TASK REQUIREMENTS:
Without leaving out a single line, copy the records exactly.

INFORMATION SHOWN:

■ ■ ■

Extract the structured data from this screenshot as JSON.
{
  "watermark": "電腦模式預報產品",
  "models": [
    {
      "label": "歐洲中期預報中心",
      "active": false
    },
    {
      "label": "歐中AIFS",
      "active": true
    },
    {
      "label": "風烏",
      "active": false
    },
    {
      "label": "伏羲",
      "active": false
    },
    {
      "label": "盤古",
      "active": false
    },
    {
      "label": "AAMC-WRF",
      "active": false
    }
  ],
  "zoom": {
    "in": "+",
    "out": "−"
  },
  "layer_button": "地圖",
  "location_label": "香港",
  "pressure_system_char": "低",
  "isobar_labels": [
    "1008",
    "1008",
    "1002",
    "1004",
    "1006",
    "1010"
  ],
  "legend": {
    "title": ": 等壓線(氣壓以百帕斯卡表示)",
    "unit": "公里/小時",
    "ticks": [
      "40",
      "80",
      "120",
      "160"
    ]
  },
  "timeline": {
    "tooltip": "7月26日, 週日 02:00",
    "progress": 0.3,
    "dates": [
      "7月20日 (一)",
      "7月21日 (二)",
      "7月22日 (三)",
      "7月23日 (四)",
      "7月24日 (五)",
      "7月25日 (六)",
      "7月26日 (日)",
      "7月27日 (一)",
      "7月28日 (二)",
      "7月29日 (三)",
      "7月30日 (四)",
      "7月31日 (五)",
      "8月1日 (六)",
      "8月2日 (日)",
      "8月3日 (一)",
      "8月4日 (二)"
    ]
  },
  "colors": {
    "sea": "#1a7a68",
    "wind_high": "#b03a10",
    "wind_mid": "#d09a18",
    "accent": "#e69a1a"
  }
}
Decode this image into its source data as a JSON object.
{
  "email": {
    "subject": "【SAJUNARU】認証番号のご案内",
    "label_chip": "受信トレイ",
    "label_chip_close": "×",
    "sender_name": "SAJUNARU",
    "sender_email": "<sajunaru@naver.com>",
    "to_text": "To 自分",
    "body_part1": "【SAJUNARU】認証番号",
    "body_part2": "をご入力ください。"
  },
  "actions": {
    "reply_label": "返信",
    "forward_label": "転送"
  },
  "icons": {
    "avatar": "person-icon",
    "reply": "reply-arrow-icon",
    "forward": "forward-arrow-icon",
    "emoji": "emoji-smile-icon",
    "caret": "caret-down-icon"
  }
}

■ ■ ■

YOUR RESPONSE:
Extract the structured data from this screenshot as JSON.
{
  "watermark": "電腦模式預報產品",
  "models": [
    {
      "label": "歐洲中期預報中心",
      "active": false
    },
    {
      "label": "歐中AIFS",
      "active": true
    },
    {
      "label": "風烏",
      "active": false
    },
    {
      "label": "伏羲",
      "active": false
    },
    {
      "label": "盤古",
      "active": false
    },
    {
      "label": "AAMC-WRF",
      "active": false
    }
  ],
  "zoom": {
    "in": "+",
    "out": "−"
  },
  "layer_button": "地圖",
  "location_label": "香港",
  "pressure_system_char": "低",
  "isobar_labels": [
    "1008",
    "1008",
    "1002",
    "1004",
    "1006",
    "1010"
  ],
  "legend": {
    "title": ": 等壓線(氣壓以百帕斯卡表示)",
    "unit": "公里/小時",
    "ticks": [
      "40",
      "80",
      "120",
      "160"
    ]
  },
  "timeline": {
    "tooltip": "7月26日, 週日 02:00",
    "progress": 0.3,
    "dates": [
      "7月20日 (一)",
      "7月21日 (二)",
      "7月22日 (三)",
      "7月23日 (四)",
      "7月24日 (五)",
      "7月25日 (六)",
      "7月26日 (日)",
      "7月27日 (一)",
      "7月28日 (二)",
      "7月29日 (三)",
      "7月30日 (四)",
      "7月31日 (五)",
      "8月1日 (六)",
      "8月2日 (日)",
      "8月3日 (一)",
      "8月4日 (二)"
    ]
  },
  "colors": {
    "sea": "#1a7a68",
    "wind_high": "#b03a10",
    "wind_mid": "#d09a18",
    "accent": "#e69a1a"
  }
}
Decode this image into its source data as a JSON object.
{
  "email": {
    "subject": "【SAJUNARU】認証番号のご案内",
    "label_chip": "受信トレイ",
    "label_chip_close": "×",
    "sender_name": "SAJUNARU",
    "sender_email": "<sajunaru@naver.com>",
    "to_text": "To 自分",
    "body_part1": "【SAJUNARU】認証番号",
    "body_part2": "をご入力ください。"
  },
  "actions": {
    "reply_label": "返信",
    "forward_label": "転送"
  },
  "icons": {
    "avatar": "person-icon",
    "reply": "reply-arrow-icon",
    "forward": "forward-arrow-icon",
    "emoji": "emoji-smile-icon",
    "caret": "caret-down-icon"
  }
}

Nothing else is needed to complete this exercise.